James O'Brien 10am - 1pm
Coronavirus: New business loan scheme opens for small companies
4 May 2020, 08:23
Small companies who need financial help through the coronavirus crisis can apply for a new business loan scheme from 9am this morning.
Up to £50,000, or a quarter of turnover, will be available to firms through the "bounce back" scheme which was announced by Chancellor Rishi Sunak last month amid the Covid-19 pandemic.
The loans will be 100 per cent backed by the government and will be both interest-free and payment-free for the first 12 months. Once approved, they should be in the company's bank account within 24 hours.
After the first year, the interest rate will be set at 2.5 per cent per annum, the Treasury said.

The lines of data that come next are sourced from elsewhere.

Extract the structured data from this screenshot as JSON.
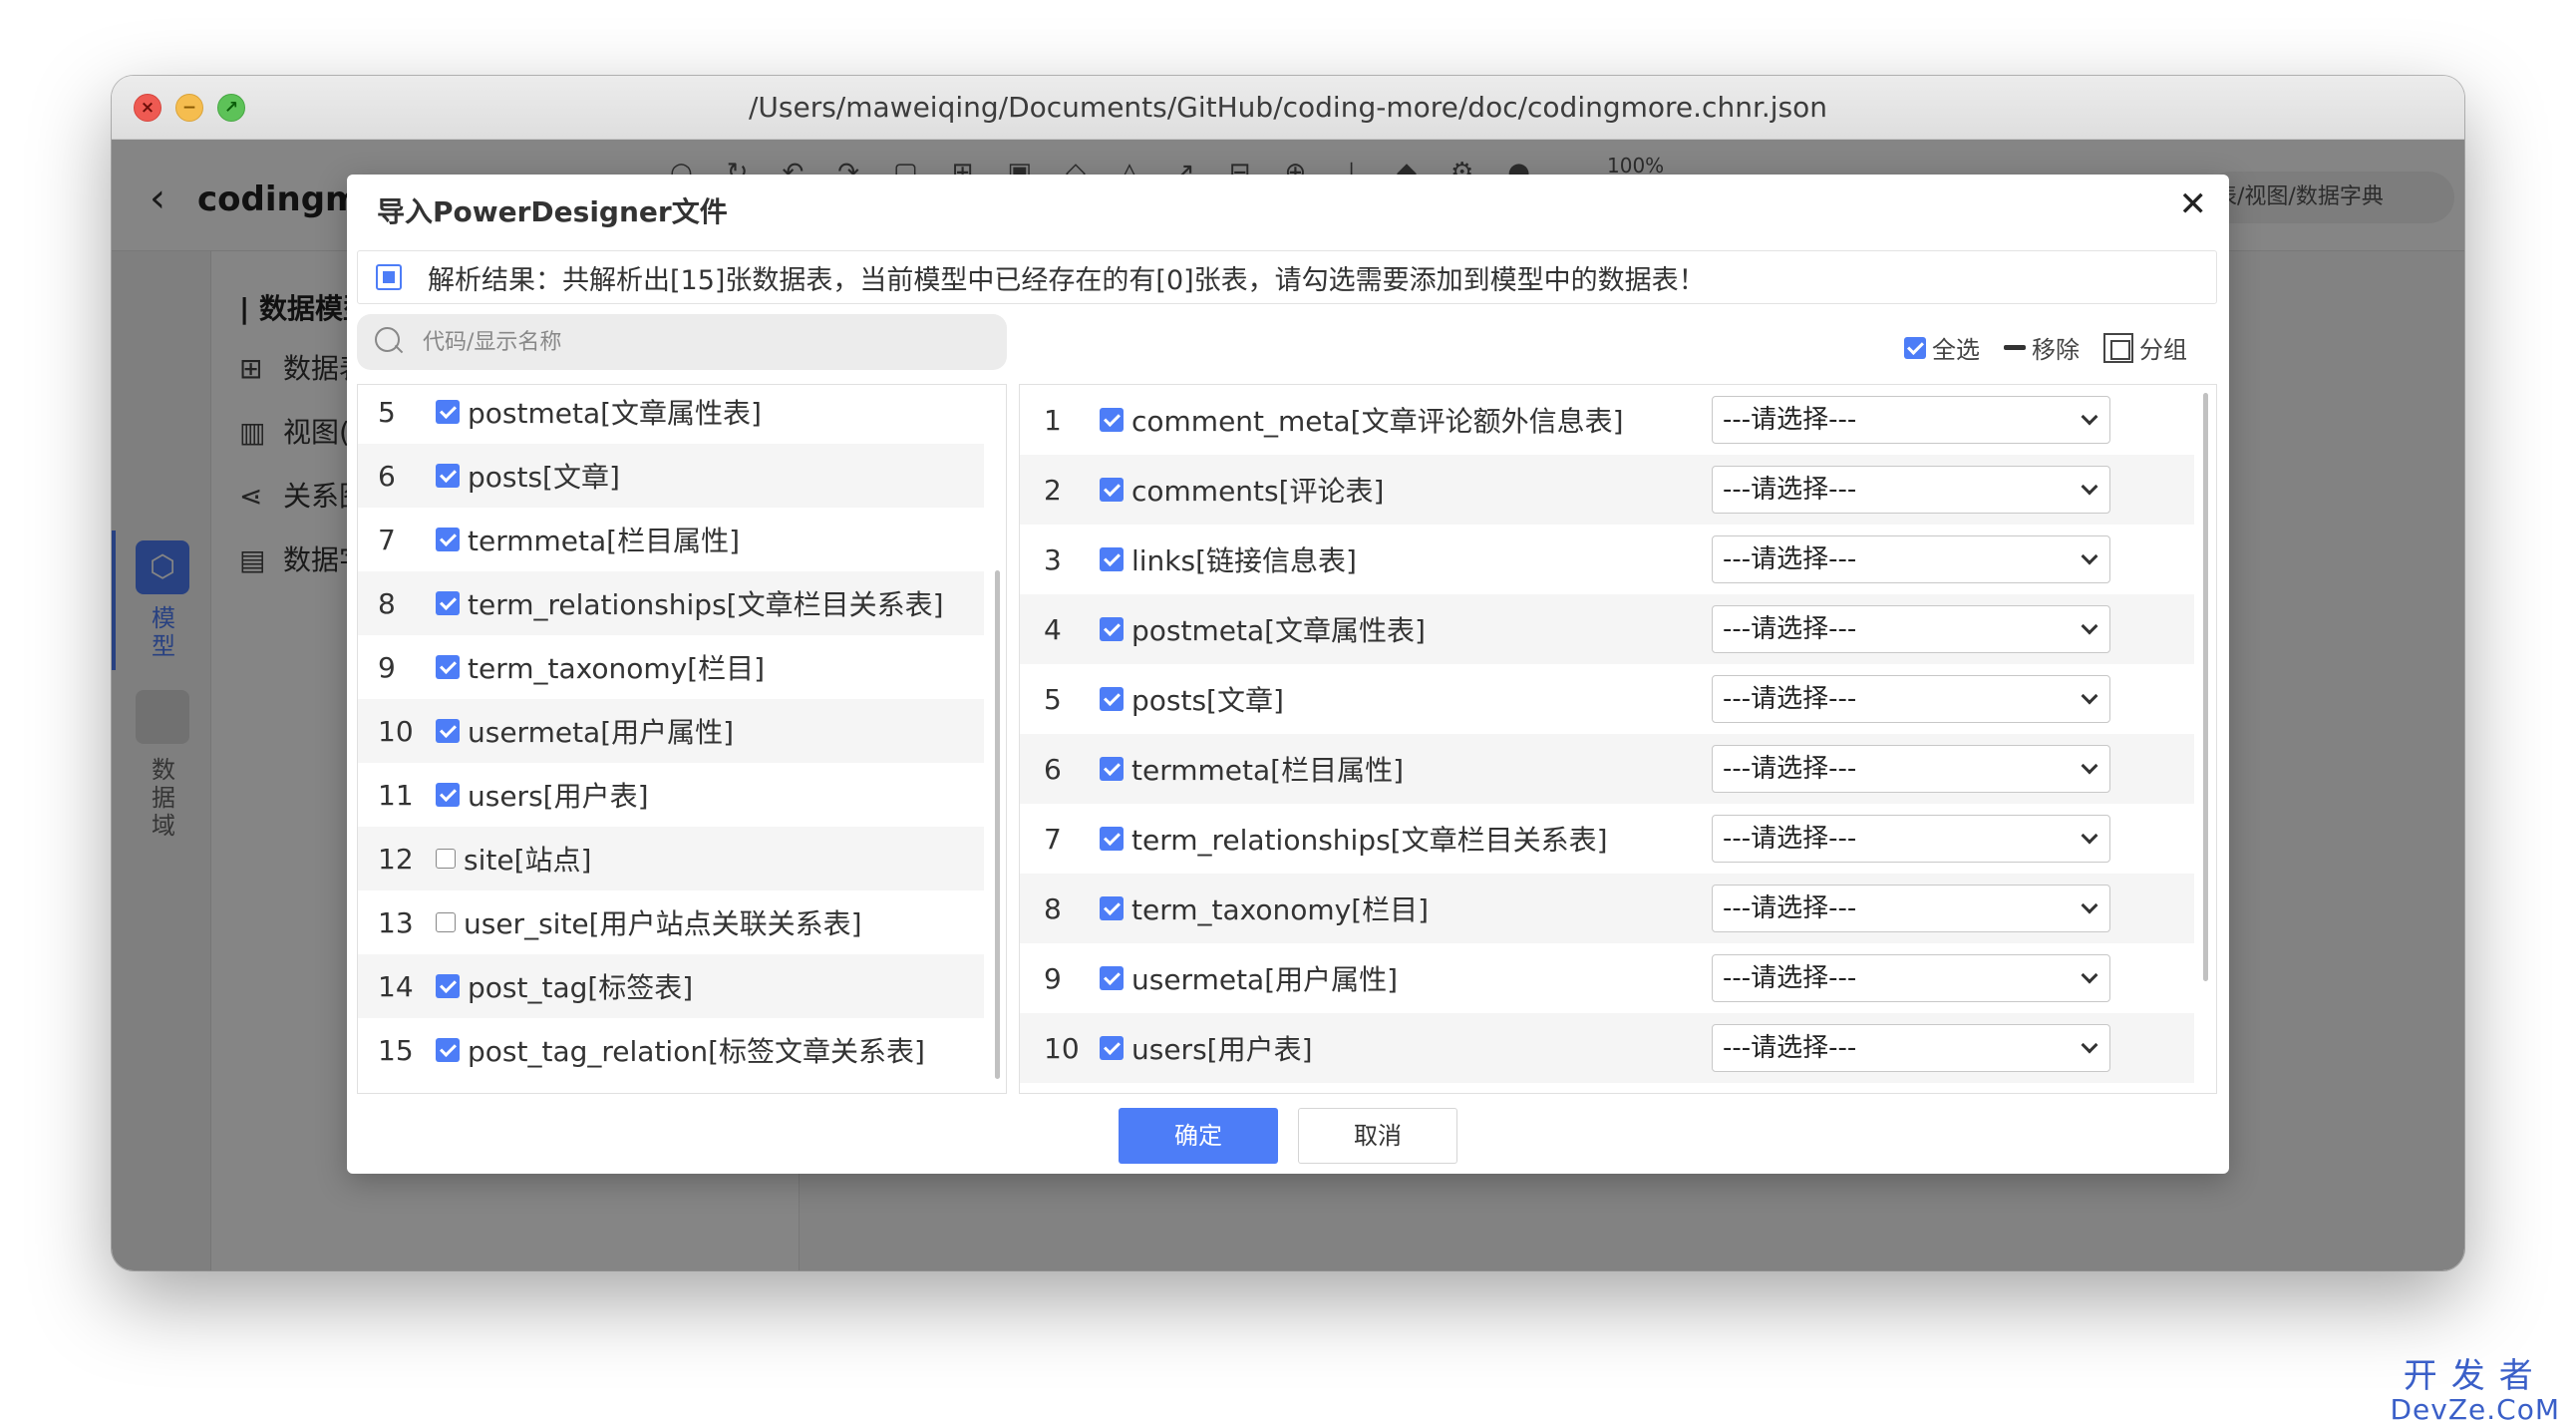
{
  "window": {
    "title": "/Users/maweiqing/Documents/GitHub/coding-more/doc/codingmore.chnr.json"
  },
  "app": {
    "project_name": "codingmo",
    "search_hint": "表/视图/数据字典",
    "zoom": "100%",
    "rail": {
      "model_label": "模型",
      "domain_label": "数据域"
    },
    "tree": {
      "title": "数据模型",
      "items": [
        "数据表",
        "视图(",
        "关系图",
        "数据字"
      ]
    }
  },
  "dialog": {
    "title": "导入PowerDesigner文件",
    "notice": "解析结果：共解析出[15]张数据表，当前模型中已经存在的有[0]张表，请勾选需要添加到模型中的数据表！",
    "search_placeholder": "代码/显示名称",
    "actions": {
      "select_all": "全选",
      "remove": "移除",
      "group": "分组"
    },
    "left_rows": [
      {
        "num": "5",
        "name": "postmeta[文章属性表]",
        "checked": true
      },
      {
        "num": "6",
        "name": "posts[文章]",
        "checked": true
      },
      {
        "num": "7",
        "name": "termmeta[栏目属性]",
        "checked": true
      },
      {
        "num": "8",
        "name": "term_relationships[文章栏目关系表]",
        "checked": true
      },
      {
        "num": "9",
        "name": "term_taxonomy[栏目]",
        "checked": true
      },
      {
        "num": "10",
        "name": "usermeta[用户属性]",
        "checked": true
      },
      {
        "num": "11",
        "name": "users[用户表]",
        "checked": true
      },
      {
        "num": "12",
        "name": "site[站点]",
        "checked": false
      },
      {
        "num": "13",
        "name": "user_site[用户站点关联关系表]",
        "checked": false
      },
      {
        "num": "14",
        "name": "post_tag[标签表]",
        "checked": true
      },
      {
        "num": "15",
        "name": "post_tag_relation[标签文章关系表]",
        "checked": true
      }
    ],
    "right_rows": [
      {
        "num": "1",
        "name": "comment_meta[文章评论额外信息表]",
        "select": "---请选择---"
      },
      {
        "num": "2",
        "name": "comments[评论表]",
        "select": "---请选择---"
      },
      {
        "num": "3",
        "name": "links[链接信息表]",
        "select": "---请选择---"
      },
      {
        "num": "4",
        "name": "postmeta[文章属性表]",
        "select": "---请选择---"
      },
      {
        "num": "5",
        "name": "posts[文章]",
        "select": "---请选择---"
      },
      {
        "num": "6",
        "name": "termmeta[栏目属性]",
        "select": "---请选择---"
      },
      {
        "num": "7",
        "name": "term_relationships[文章栏目关系表]",
        "select": "---请选择---"
      },
      {
        "num": "8",
        "name": "term_taxonomy[栏目]",
        "select": "---请选择---"
      },
      {
        "num": "9",
        "name": "usermeta[用户属性]",
        "select": "---请选择---"
      },
      {
        "num": "10",
        "name": "users[用户表]",
        "select": "---请选择---"
      }
    ],
    "buttons": {
      "ok": "确定",
      "cancel": "取消"
    }
  },
  "watermark": {
    "top": "开发者",
    "bottom": "DevZe.CoM"
  },
  "colors": {
    "accent": "#4d7df7",
    "overlay": "rgba(0,0,0,0.48)"
  }
}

Companies will be able to access a standardised form from 9am on Monday morning which is hoped to speed up payments.
When announcing the scheme in the House of Commons, Mr Sunak described the process as "simple, quick and easy."

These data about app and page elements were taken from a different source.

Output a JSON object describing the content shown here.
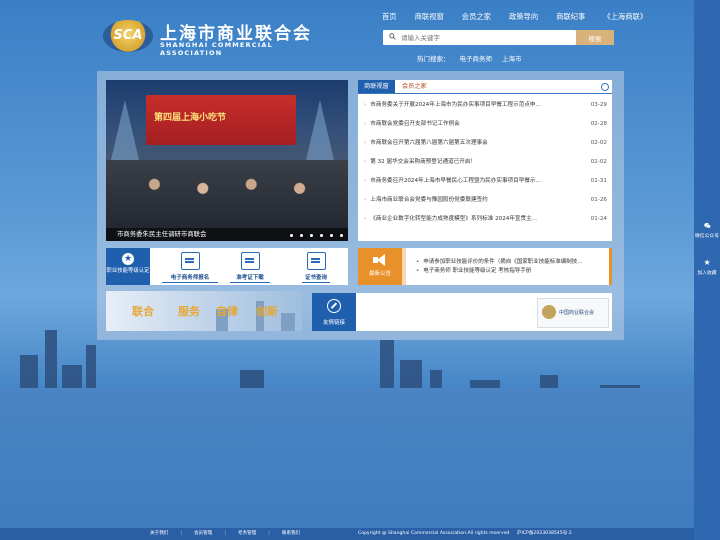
{
  "header": {
    "logo_abbr": "SCA",
    "logo_cn": "上海市商业联合会",
    "logo_en": "SHANGHAI COMMERCIAL ASSOCIATION",
    "nav": [
      "首页",
      "商联视窗",
      "会员之家",
      "政策导向",
      "商联纪事",
      "《上海商联》"
    ],
    "search_placeholder": "请输入关键字",
    "search_button": "搜索",
    "hot_label": "热门搜索：",
    "hot_items": [
      "电子商务师",
      "上海市"
    ]
  },
  "slider": {
    "stage_text": "第四届上海小吃节",
    "caption": "市商务委朱民主任调研市商联会",
    "dots": 6
  },
  "news": {
    "tabs": [
      "商联视窗",
      "会员之家"
    ],
    "items": [
      {
        "title": "市商务委关于开展2024年上海市为民办实事项目早餐工程示范点申...",
        "date": "03-29"
      },
      {
        "title": "市商联会党委召开支部书记工作例会",
        "date": "02-28"
      },
      {
        "title": "市商联会召开第六届第八届第六届第五次理事会",
        "date": "02-02"
      },
      {
        "title": "第 32 届华交会采购商预登记通道已开启！",
        "date": "02-02"
      },
      {
        "title": "市商务委召开2024年上海市早餐民心工程暨为民办实事项目早餐示...",
        "date": "01-31"
      },
      {
        "title": "上海市商业联合会党委与豫园股份党委联建签约",
        "date": "01-26"
      },
      {
        "title": "《商业企业数字化转型能力成熟度模型》系列标准 2024年宣贯主...",
        "date": "01-24"
      }
    ]
  },
  "services": {
    "main_label": "职业技能等级认定",
    "items": [
      "电子商务师报名",
      "准考证下载",
      "证书查询"
    ]
  },
  "notice": {
    "label": "最新公告",
    "items": [
      "申请参加职业技能评价的条件（摘自《国家职业技能标准编制技...",
      "电子商务师 职业技能等级认定 考核指导手册"
    ]
  },
  "banner": {
    "words": [
      "联合",
      "服务",
      "自律",
      "创新"
    ]
  },
  "friend_links": {
    "label": "友情链接",
    "logo_text": "中国商业联合会"
  },
  "float": {
    "wechat": "微信公众号",
    "favorite": "加入收藏"
  },
  "footer": {
    "links": [
      "关于我们",
      "会员管理",
      "考务管理",
      "联系我们"
    ],
    "copyright": "Copyright @ Shanghai Commercial Association.All rights reserved",
    "icp": "沪ICP备2023038545号-2"
  },
  "colors": {
    "brand_blue": "#1f5fae",
    "accent_orange": "#e8902a",
    "search_button": "#d8b27a"
  }
}
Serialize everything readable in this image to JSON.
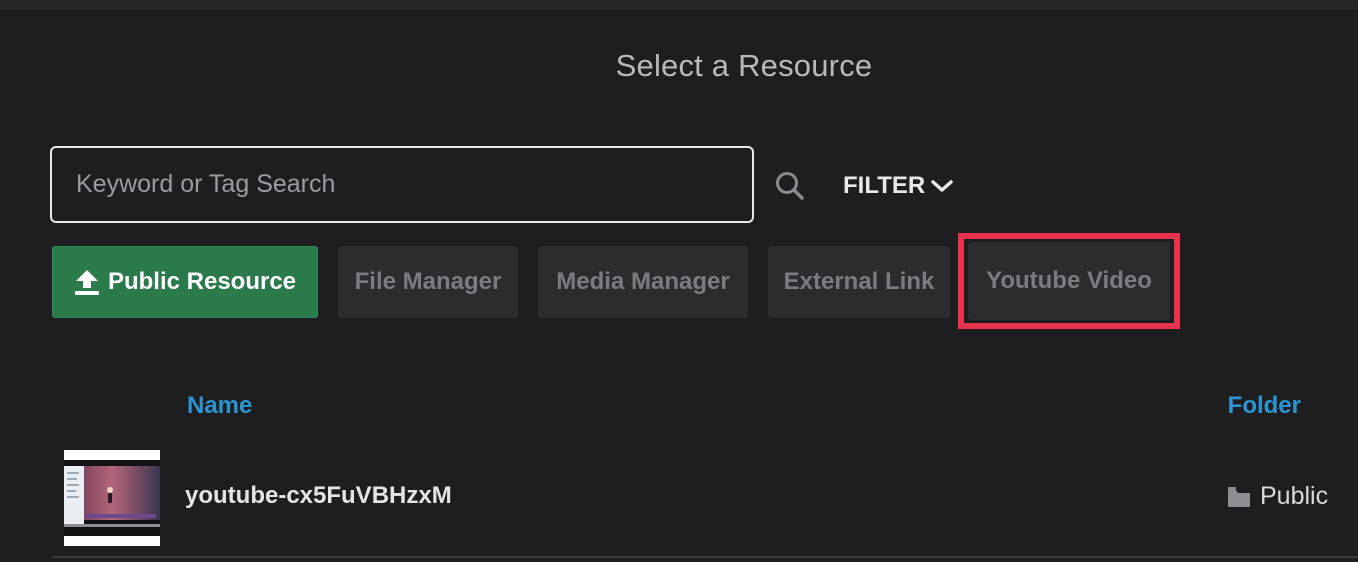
{
  "header": {
    "title": "Select a Resource"
  },
  "search": {
    "placeholder": "Keyword or Tag Search",
    "value": ""
  },
  "filter": {
    "label": "FILTER"
  },
  "sources": [
    {
      "label": "Public Resource",
      "active": true
    },
    {
      "label": "File Manager",
      "active": false
    },
    {
      "label": "Media Manager",
      "active": false
    },
    {
      "label": "External Link",
      "active": false
    },
    {
      "label": "Youtube Video",
      "active": false,
      "highlighted": true
    }
  ],
  "table": {
    "columns": {
      "name": "Name",
      "folder": "Folder"
    },
    "rows": [
      {
        "name": "youtube-cx5FuVBHzxM",
        "folder": "Public"
      }
    ]
  },
  "colors": {
    "background": "#1e1e20",
    "accent_green": "#2a7a4b",
    "link_blue": "#2b95d3",
    "highlight_red": "#e8334f"
  },
  "icons": {
    "search": "search-icon",
    "filter_chevron": "chevron-down-icon",
    "upload": "upload-icon",
    "folder": "folder-icon"
  }
}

However, there have been concerns raised over fraud because of the minimal checks being carried out in the process.
Some companies who were approved for loans under the Coronavirus Business Interruption Loan Scheme could be switched over to the "bounce back" scheme, Chief Secretary to the Treasury Stephen Barclay said last week.
Meanwhile, the chancellor has been urged to introduce a "wage subsidy package" to taper furlough payments when lockdown measures are eased and businesses begin to recover.
The Liberal Democrats have suggested the Treasury pays 50 per cent of employees' salaries on the Job Retention Scheme in the first month after they have returned to work.
Last Monday I announced Bounce Back Loans, today they open for business.— Rishi Sunak #StayHomeSaveLives (@RishiSunak) May 4, 2020
✅Borrow between £2,000 and £50,000
✅Easy 7 question form to fill
✅Interest-free first year
✅Repay over 6 years, 2.5% interest rate, no early penaltyhttps://t.co/5c52bOZE8z #BounceBackLoans pic.twitter.com/UzGAzjJIgx
By the third month back in work, the government would pay 30 per cent of their salaries, under the proposals, but then companies would be expected to pay the full wages by the fourth month.
The Lib Dems say firms could struggle to have the cash flow to pay employees' full salaries and they worry that employers will choose to hand our redundancies as an alternative.
Under the government's Job Retention Scheme, which is due to run until the end of June, the Treasury pays 80 per cent of wages of workers laid off because of the current crisis, up to a maximum of £2,500 a month.
Acting Lib Dem leader Sir Ed Davey said: "The government furlough scheme has done a good job at helping thousands of businesses through the lockdown, but the shadow of lockdown will be long, and the 'new normal' will be extremely challenging.
"Businesses and their staff need time to plan, and confidence the government will be there, ready to support.
"Our proposal for a 'Safe to Return to Work' scheme would give people that time and that confidence and help avoid further large-scale job losses.
"I'm grateful to my new business taskforce for this idea and all their advice for our proposals to government for reforming business loans and improving support for start-ups."
Juergen Maier, chairman of the Lib Dem coronavirus business taskforce and former chief executive of Siemens UK, added: "The advisory group are concerned that once the furlough scheme comes to an end, many businesses, large and small, will simply not have the cashflow to re-employ staff, as it will take time for the economy to recover.
"If firms then were forced to make staff redundant, leading to another significant rise in unemployment, that could break the economy's ability to recover, just as we were trying to exit lockdown.
"I'm delighted that Ed and the Liberal Democrats are running with our recommendation, and I hope ministers will see it as a positive and constructive contribution."